By Janine Canty.
My son is a drug addict.
I’ve taken to practicing those words in the mirror. They feel unreal. They sound foreign, no matter how many times I repeat them. They taste bad. They actually taste bad. They smell like sour milk and unwashed skin. They feel like a snowstorm in July.
I love him enough to die for him. I love the part of him that named a gerbil “Blub Blub”, when he was three. I love the part of him that ran a gentle finger across my swollen abdomen, and quietly whispered “Baby Brutha”, when he was four. I love the part of him that wrote a journal entry for his first grade class. He wrote: “My cat, Mittens, has fleas. Mommy had to give her a bath. Mommy swore a lot.”
Maybe it was because I dropped the F bomb in front of him. Maybe it’s because he was conceived in the backseat of a blue Dodge Dart with broken seat belts. Maybe it was the tinny rendition of “Paradise By The Dashboard Light” blasting out of cheap speakers. Maybe it was the sound of clothes slipping lazily off of skin. Maybe it was the boxed macaroni and cheese I let him live on when he was six. Maybe it was a cold night in November. When he watched me climb into a police cruiser without him. I didn’t look back that night. I didn’t see him standing there in a pile of brittle, dead, leaves. I didn’t need to see his face, to memorize it’s every pore.
Maybe it was bad luck, caffeine, or even a faulty gene pool. Maybe it was Bazooka bubble gum and beer. I remember when I was seven, how the rotary phone rang from it’s spot on a kitchen wall. My mother played with the pushpins on a cheerful bulletin board, while she listened. Her voice got smaller and quieter. Her body slowly folded in on itself. Assuming the fetal position. Protecting herself from the words. My cousin, Jackie, a solemn boy with big eyes and soft curls, had been found laying on a Boston street. His blood staining the cement underneath him. His life light extinguished by a strangers dirty knife. Drugs the adults whispered with red rimmed eyes. Drugs . They lowered their voices. Jackie was reduced to a shameful little secret, with that one word: “Drugs.”Life went on. Family barbecues resumed without him. Jello cake, sweating soda cans, and half smoked pall malls littered a picnic table. While my aunt sat in the shade, with her broken heart hidden behind a pair of Walgreen’s sunglasses.When I was 23 the phone rang again. This time death had come on a beautiful summer day. My cousin Stephen silenced his demons with a piece of plastic tubing, He ended his life on top of a mountain, with one push of a hypodermic needle. He was found among soft grass, and sharp boulders. His face looked peaceful. He didn’t leave a note. Whether it was on purpose was never decided. Whether it was on purpose was irrelevant. “Drugs”. again, it was “Drugs” Guilty whispers. Shameful glances. Red rimmed eyes, and a closed casket. Stephen’s life reduced to it’s tiny, sad, ending.
Many, many, years have passed since those events. Rotary phones have been replaced by fancy cell phones.

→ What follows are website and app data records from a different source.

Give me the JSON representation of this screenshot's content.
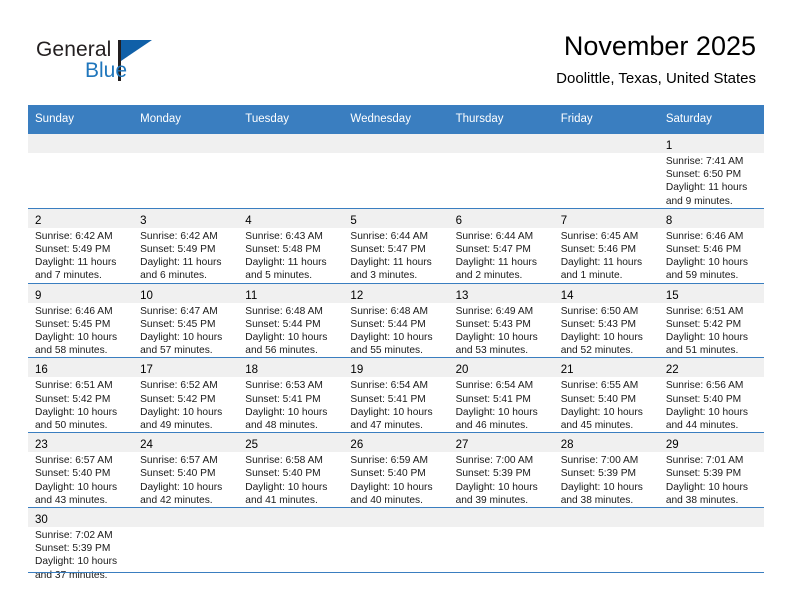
{
  "brand": {
    "name_part1": "General",
    "name_part2": "Blue",
    "flag_icon": "blue-flag-icon",
    "accent_color": "#1f76bc"
  },
  "header": {
    "title": "November 2025",
    "location": "Doolittle, Texas, United States",
    "header_bg_color": "#3a7ec0",
    "daynum_band_color": "#f0f0f0"
  },
  "calendar": {
    "weekday_headers": [
      "Sunday",
      "Monday",
      "Tuesday",
      "Wednesday",
      "Thursday",
      "Friday",
      "Saturday"
    ],
    "labels": {
      "sunrise": "Sunrise:",
      "sunset": "Sunset:",
      "daylight": "Daylight:"
    },
    "weeks": [
      [
        {
          "day": "",
          "empty": true
        },
        {
          "day": "",
          "empty": true
        },
        {
          "day": "",
          "empty": true
        },
        {
          "day": "",
          "empty": true
        },
        {
          "day": "",
          "empty": true
        },
        {
          "day": "",
          "empty": true
        },
        {
          "day": "1",
          "sunrise": "Sunrise: 7:41 AM",
          "sunset": "Sunset: 6:50 PM",
          "daylight1": "Daylight: 11 hours",
          "daylight2": "and 9 minutes."
        }
      ],
      [
        {
          "day": "2",
          "sunrise": "Sunrise: 6:42 AM",
          "sunset": "Sunset: 5:49 PM",
          "daylight1": "Daylight: 11 hours",
          "daylight2": "and 7 minutes."
        },
        {
          "day": "3",
          "sunrise": "Sunrise: 6:42 AM",
          "sunset": "Sunset: 5:49 PM",
          "daylight1": "Daylight: 11 hours",
          "daylight2": "and 6 minutes."
        },
        {
          "day": "4",
          "sunrise": "Sunrise: 6:43 AM",
          "sunset": "Sunset: 5:48 PM",
          "daylight1": "Daylight: 11 hours",
          "daylight2": "and 5 minutes."
        },
        {
          "day": "5",
          "sunrise": "Sunrise: 6:44 AM",
          "sunset": "Sunset: 5:47 PM",
          "daylight1": "Daylight: 11 hours",
          "daylight2": "and 3 minutes."
        },
        {
          "day": "6",
          "sunrise": "Sunrise: 6:44 AM",
          "sunset": "Sunset: 5:47 PM",
          "daylight1": "Daylight: 11 hours",
          "daylight2": "and 2 minutes."
        },
        {
          "day": "7",
          "sunrise": "Sunrise: 6:45 AM",
          "sunset": "Sunset: 5:46 PM",
          "daylight1": "Daylight: 11 hours",
          "daylight2": "and 1 minute."
        },
        {
          "day": "8",
          "sunrise": "Sunrise: 6:46 AM",
          "sunset": "Sunset: 5:46 PM",
          "daylight1": "Daylight: 10 hours",
          "daylight2": "and 59 minutes."
        }
      ],
      [
        {
          "day": "9",
          "sunrise": "Sunrise: 6:46 AM",
          "sunset": "Sunset: 5:45 PM",
          "daylight1": "Daylight: 10 hours",
          "daylight2": "and 58 minutes."
        },
        {
          "day": "10",
          "sunrise": "Sunrise: 6:47 AM",
          "sunset": "Sunset: 5:45 PM",
          "daylight1": "Daylight: 10 hours",
          "daylight2": "and 57 minutes."
        },
        {
          "day": "11",
          "sunrise": "Sunrise: 6:48 AM",
          "sunset": "Sunset: 5:44 PM",
          "daylight1": "Daylight: 10 hours",
          "daylight2": "and 56 minutes."
        },
        {
          "day": "12",
          "sunrise": "Sunrise: 6:48 AM",
          "sunset": "Sunset: 5:44 PM",
          "daylight1": "Daylight: 10 hours",
          "daylight2": "and 55 minutes."
        },
        {
          "day": "13",
          "sunrise": "Sunrise: 6:49 AM",
          "sunset": "Sunset: 5:43 PM",
          "daylight1": "Daylight: 10 hours",
          "daylight2": "and 53 minutes."
        },
        {
          "day": "14",
          "sunrise": "Sunrise: 6:50 AM",
          "sunset": "Sunset: 5:43 PM",
          "daylight1": "Daylight: 10 hours",
          "daylight2": "and 52 minutes."
        },
        {
          "day": "15",
          "sunrise": "Sunrise: 6:51 AM",
          "sunset": "Sunset: 5:42 PM",
          "daylight1": "Daylight: 10 hours",
          "daylight2": "and 51 minutes."
        }
      ],
      [
        {
          "day": "16",
          "sunrise": "Sunrise: 6:51 AM",
          "sunset": "Sunset: 5:42 PM",
          "daylight1": "Daylight: 10 hours",
          "daylight2": "and 50 minutes."
        },
        {
          "day": "17",
          "sunrise": "Sunrise: 6:52 AM",
          "sunset": "Sunset: 5:42 PM",
          "daylight1": "Daylight: 10 hours",
          "daylight2": "and 49 minutes."
        },
        {
          "day": "18",
          "sunrise": "Sunrise: 6:53 AM",
          "sunset": "Sunset: 5:41 PM",
          "daylight1": "Daylight: 10 hours",
          "daylight2": "and 48 minutes."
        },
        {
          "day": "19",
          "sunrise": "Sunrise: 6:54 AM",
          "sunset": "Sunset: 5:41 PM",
          "daylight1": "Daylight: 10 hours",
          "daylight2": "and 47 minutes."
        },
        {
          "day": "20",
          "sunrise": "Sunrise: 6:54 AM",
          "sunset": "Sunset: 5:41 PM",
          "daylight1": "Daylight: 10 hours",
          "daylight2": "and 46 minutes."
        },
        {
          "day": "21",
          "sunrise": "Sunrise: 6:55 AM",
          "sunset": "Sunset: 5:40 PM",
          "daylight1": "Daylight: 10 hours",
          "daylight2": "and 45 minutes."
        },
        {
          "day": "22",
          "sunrise": "Sunrise: 6:56 AM",
          "sunset": "Sunset: 5:40 PM",
          "daylight1": "Daylight: 10 hours",
          "daylight2": "and 44 minutes."
        }
      ],
      [
        {
          "day": "23",
          "sunrise": "Sunrise: 6:57 AM",
          "sunset": "Sunset: 5:40 PM",
          "daylight1": "Daylight: 10 hours",
          "daylight2": "and 43 minutes."
        },
        {
          "day": "24",
          "sunrise": "Sunrise: 6:57 AM",
          "sunset": "Sunset: 5:40 PM",
          "daylight1": "Daylight: 10 hours",
          "daylight2": "and 42 minutes."
        },
        {
          "day": "25",
          "sunrise": "Sunrise: 6:58 AM",
          "sunset": "Sunset: 5:40 PM",
          "daylight1": "Daylight: 10 hours",
          "daylight2": "and 41 minutes."
        },
        {
          "day": "26",
          "sunrise": "Sunrise: 6:59 AM",
          "sunset": "Sunset: 5:40 PM",
          "daylight1": "Daylight: 10 hours",
          "daylight2": "and 40 minutes."
        },
        {
          "day": "27",
          "sunrise": "Sunrise: 7:00 AM",
          "sunset": "Sunset: 5:39 PM",
          "daylight1": "Daylight: 10 hours",
          "daylight2": "and 39 minutes."
        },
        {
          "day": "28",
          "sunrise": "Sunrise: 7:00 AM",
          "sunset": "Sunset: 5:39 PM",
          "daylight1": "Daylight: 10 hours",
          "daylight2": "and 38 minutes."
        },
        {
          "day": "29",
          "sunrise": "Sunrise: 7:01 AM",
          "sunset": "Sunset: 5:39 PM",
          "daylight1": "Daylight: 10 hours",
          "daylight2": "and 38 minutes."
        }
      ],
      [
        {
          "day": "30",
          "sunrise": "Sunrise: 7:02 AM",
          "sunset": "Sunset: 5:39 PM",
          "daylight1": "Daylight: 10 hours",
          "daylight2": "and 37 minutes."
        },
        {
          "day": "",
          "empty": true
        },
        {
          "day": "",
          "empty": true
        },
        {
          "day": "",
          "empty": true
        },
        {
          "day": "",
          "empty": true
        },
        {
          "day": "",
          "empty": true
        },
        {
          "day": "",
          "empty": true
        }
      ]
    ]
  }
}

My son has grown into a scabby looking transient. His hands shake. His once beautiful face is cracked,, and covered in tiny sores. He hides his eyes behind an oily string that was once healthy hair. The world looks at him and judges him for what he has become. Someone you wouldn’t leave alone around your pocketbook, or your child. When I hear “Ballroom Blitz” start playing from my fancy cell phone, my hands turn to heavy ice.
While I rummage through my purse, grapple on top of a crowded bathroom vanity, or reach blindly in the dark to silence one of my favorite 70’s songs. I wonder if this is the time I’ll have to go identify the remains of my child in a freezing cold room while bland professionals offer me horrible coffee, and whisper Drugs.
My name is Janine Canty. I have been writing since age 11 when a teacher told me I had “talent.” Writing has always been a tonic for me. Being published is a pretty little dream I keep tucked away in a safe place. I am not a professional writer though the passion for it has stayed with me like a campfire. I make my living as a CNA- Med Technician in a busy nursing facility in a tiny Northern town almost no one has ever heard of. I dabble in blog writing, and all things Facebook. I fail at tweeting.